The Resolution, Interalia, stated, \"Resolved that it is the considered view of this session of the All India Muslim League that no constitutional plan would be workable in this country or acceptable to the Muslims unless it is designed on the following basic principles, viz., that geographically contiguous units are demarcated into regions which should be so constituted with such territorial readjustments as may be necessary, that the area In which the Muslims are numerically in a majority as in the North-Western and Eastern zones of India, should be grouped to constitute Independent States in which the constituent units shall be autonomous and sovereign\"
That adequate, effective and mandatory safeguards should be specifically provided in the constitution for minorities in these units and in the regions for the protection of their religious, cultural, economic, political, administrative and other rights and interests in consultation with them\".
In 1942, Congress leaders started the Quit India Movement which, if successful, would have left the Muslims completely at the mercy of the Hindus. Quaid-e-Azam, therefore, advised the Muslims to keep aloof from this Movement and asked Britain to first divide India & then quit. As was inevitable, the Muslims became more suspicious of the Congress intentions and as a corollary, they began to support more and more, the demand of the Muslim League for a separate state. It was on the basis of this mass Muslim support for the demand for Pakistan, that Congress leaders ultimately agreed to the partitioning of India. Thus the Pakistan Resolution, passed fifty years ago on 23rd March, 1940, paved the way for the creation of an independent Muslim state in 1947.
Contributed by: The Department of Archives, Government of Pakistan, Islamabad) To celebrate Pakistan Resolution Golden Jubilee, Pakistan Post Office is issuing a set of three commemorative postage stamps, each of Re.1/- value, in a horizontal se-tenant formation, and one souvenir sheet of Rs. 7/- value, on March 23, 1990.Description of the stamps is as follows:-
The three (Se-tenant) stamps symbolically depict, in line drawings in an artistic manner, the saga of one of the most formative phases of the Pakistan Movement (1930-1947).
In the first stamp, Allama Mohammad Iqbal is shown addressing the famous Allahabad Session of the All India Muslim League; while Liaquat Ali Khan is depicted taking oath as the Secretary General of the League from its President, the Quaid-e-Azam (1936),who is shown seated.
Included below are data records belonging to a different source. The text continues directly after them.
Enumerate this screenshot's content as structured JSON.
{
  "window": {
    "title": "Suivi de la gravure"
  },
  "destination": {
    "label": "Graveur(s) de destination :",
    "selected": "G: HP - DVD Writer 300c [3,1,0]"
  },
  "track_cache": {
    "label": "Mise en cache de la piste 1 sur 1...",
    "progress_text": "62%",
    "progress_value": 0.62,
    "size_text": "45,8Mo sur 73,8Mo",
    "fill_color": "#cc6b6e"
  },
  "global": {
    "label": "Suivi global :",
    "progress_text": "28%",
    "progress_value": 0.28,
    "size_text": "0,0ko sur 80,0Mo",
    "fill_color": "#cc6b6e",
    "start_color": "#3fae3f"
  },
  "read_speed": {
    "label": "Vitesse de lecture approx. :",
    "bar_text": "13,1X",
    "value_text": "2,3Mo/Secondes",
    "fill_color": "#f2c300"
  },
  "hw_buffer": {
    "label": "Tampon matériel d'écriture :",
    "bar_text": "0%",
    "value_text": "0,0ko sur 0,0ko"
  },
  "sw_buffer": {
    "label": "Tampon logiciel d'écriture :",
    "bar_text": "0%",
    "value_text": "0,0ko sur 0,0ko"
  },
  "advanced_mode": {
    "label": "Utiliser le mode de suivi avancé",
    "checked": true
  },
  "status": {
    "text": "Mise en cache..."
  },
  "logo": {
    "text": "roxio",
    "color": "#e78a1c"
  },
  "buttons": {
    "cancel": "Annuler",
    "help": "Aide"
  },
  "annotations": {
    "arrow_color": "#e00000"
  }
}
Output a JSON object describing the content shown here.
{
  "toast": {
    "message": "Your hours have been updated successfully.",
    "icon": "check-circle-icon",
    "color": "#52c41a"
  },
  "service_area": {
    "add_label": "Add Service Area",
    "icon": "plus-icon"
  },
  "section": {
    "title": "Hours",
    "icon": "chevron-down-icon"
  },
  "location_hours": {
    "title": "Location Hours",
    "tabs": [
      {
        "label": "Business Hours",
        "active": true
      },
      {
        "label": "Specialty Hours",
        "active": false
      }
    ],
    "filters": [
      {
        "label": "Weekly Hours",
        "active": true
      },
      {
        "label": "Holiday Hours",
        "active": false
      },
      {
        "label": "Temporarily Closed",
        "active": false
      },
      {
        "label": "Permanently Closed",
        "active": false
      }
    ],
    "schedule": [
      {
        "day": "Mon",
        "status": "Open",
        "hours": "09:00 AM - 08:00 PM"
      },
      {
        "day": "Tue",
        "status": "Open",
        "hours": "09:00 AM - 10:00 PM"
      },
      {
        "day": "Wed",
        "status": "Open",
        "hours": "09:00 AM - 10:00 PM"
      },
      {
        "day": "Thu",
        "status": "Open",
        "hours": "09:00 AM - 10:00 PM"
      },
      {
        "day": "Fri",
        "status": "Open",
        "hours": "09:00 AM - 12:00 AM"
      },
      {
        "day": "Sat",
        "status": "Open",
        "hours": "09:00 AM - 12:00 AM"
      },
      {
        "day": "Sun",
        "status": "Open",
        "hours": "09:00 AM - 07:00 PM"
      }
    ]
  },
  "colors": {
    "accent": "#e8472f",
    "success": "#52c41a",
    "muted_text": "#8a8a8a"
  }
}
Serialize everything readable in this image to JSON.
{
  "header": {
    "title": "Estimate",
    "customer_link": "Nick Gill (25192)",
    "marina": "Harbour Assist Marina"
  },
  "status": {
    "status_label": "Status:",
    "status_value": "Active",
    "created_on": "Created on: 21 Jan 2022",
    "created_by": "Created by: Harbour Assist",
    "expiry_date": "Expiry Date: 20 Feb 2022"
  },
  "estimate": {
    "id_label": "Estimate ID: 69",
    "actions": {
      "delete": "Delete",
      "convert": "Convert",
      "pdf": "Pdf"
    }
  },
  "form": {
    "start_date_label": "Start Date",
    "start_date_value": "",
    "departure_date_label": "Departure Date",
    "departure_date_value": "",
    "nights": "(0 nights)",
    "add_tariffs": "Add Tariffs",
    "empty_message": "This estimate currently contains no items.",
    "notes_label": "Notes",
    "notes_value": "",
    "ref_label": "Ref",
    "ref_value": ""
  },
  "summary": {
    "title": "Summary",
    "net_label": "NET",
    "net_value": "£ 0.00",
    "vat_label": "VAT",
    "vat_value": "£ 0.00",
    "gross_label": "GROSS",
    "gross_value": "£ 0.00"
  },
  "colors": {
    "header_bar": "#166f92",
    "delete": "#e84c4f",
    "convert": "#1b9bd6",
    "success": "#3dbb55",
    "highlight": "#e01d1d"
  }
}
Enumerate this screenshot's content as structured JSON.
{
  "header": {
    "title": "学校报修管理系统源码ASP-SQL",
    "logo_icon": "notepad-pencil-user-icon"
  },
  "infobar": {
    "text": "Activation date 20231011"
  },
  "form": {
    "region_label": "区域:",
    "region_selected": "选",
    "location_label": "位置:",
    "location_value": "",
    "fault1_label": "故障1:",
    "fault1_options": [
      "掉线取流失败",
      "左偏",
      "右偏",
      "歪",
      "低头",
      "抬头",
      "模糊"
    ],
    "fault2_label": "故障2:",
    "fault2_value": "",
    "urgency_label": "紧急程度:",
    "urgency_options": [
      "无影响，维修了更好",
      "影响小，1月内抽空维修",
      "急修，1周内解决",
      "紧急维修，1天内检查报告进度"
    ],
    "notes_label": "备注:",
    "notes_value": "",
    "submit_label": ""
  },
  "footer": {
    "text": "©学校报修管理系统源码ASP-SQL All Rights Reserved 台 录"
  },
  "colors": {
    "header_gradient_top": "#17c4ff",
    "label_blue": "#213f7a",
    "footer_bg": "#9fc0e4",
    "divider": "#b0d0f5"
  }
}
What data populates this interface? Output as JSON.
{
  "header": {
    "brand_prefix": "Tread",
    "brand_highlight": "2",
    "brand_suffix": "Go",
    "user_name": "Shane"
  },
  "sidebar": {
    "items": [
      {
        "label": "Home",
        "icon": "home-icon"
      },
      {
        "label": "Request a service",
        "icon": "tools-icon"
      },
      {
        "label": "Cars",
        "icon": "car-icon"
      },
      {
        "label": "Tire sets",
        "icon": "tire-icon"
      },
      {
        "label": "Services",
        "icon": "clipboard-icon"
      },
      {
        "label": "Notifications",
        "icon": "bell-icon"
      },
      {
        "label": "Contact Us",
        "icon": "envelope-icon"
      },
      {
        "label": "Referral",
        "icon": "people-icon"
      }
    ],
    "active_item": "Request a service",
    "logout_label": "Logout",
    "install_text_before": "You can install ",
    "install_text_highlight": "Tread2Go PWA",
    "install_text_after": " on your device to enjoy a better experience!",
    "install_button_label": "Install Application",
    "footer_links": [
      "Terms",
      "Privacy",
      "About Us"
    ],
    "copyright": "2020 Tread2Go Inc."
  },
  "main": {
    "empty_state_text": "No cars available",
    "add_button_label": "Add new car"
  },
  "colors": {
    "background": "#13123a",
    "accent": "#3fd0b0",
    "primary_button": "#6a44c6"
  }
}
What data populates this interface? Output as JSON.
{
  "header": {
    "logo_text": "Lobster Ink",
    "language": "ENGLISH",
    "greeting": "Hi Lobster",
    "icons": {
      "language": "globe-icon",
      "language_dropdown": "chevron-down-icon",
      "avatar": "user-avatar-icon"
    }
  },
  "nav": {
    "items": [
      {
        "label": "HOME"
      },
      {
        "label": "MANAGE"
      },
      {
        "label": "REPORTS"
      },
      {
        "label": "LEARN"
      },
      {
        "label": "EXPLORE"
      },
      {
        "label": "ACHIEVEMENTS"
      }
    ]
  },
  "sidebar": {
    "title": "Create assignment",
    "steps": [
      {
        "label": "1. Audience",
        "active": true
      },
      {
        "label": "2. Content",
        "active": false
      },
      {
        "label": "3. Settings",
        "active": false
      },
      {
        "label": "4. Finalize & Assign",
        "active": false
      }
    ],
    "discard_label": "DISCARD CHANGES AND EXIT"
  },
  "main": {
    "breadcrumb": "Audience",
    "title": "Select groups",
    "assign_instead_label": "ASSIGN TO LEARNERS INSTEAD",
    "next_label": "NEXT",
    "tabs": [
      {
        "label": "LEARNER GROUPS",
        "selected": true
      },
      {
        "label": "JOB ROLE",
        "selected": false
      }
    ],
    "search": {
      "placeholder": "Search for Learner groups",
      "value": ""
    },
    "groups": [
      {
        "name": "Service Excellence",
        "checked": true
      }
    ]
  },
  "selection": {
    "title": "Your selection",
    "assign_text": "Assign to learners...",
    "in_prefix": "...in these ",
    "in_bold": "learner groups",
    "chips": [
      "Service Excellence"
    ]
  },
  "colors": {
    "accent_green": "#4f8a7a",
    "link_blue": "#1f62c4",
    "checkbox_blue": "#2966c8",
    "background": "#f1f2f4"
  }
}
In the second stamp Maulana Mohammad Ali Jauhar, a fearless freedom fighter, is shown addressing a Muslim rally; while the Quaid-e-Azam is depicted addressing the mammoth gathering on the eve of the passing of the Pakistan Resolution at Lahore on March 23, 1940. The historic role of the Muslim women in the struggle for Pakistan forms part of the third stamp which most artistically portrays the courageous and historic act of hoisting the Pakistan Movement flag on the Punjab Secretariat Building at Lahore by the fearless Muslim women freedom fighters (1946); while the Quaid-e-Azam is shown taking oath as the first Governor General of the newly established state of Pakistan on August 14, 1947. The souvenir sheet contains extract of the Pakistan Resolution in Urdu & English, alongwith the symbolic depiction of the flag of Pakistan and the Minar-e-Qarardad-e-Pakistan.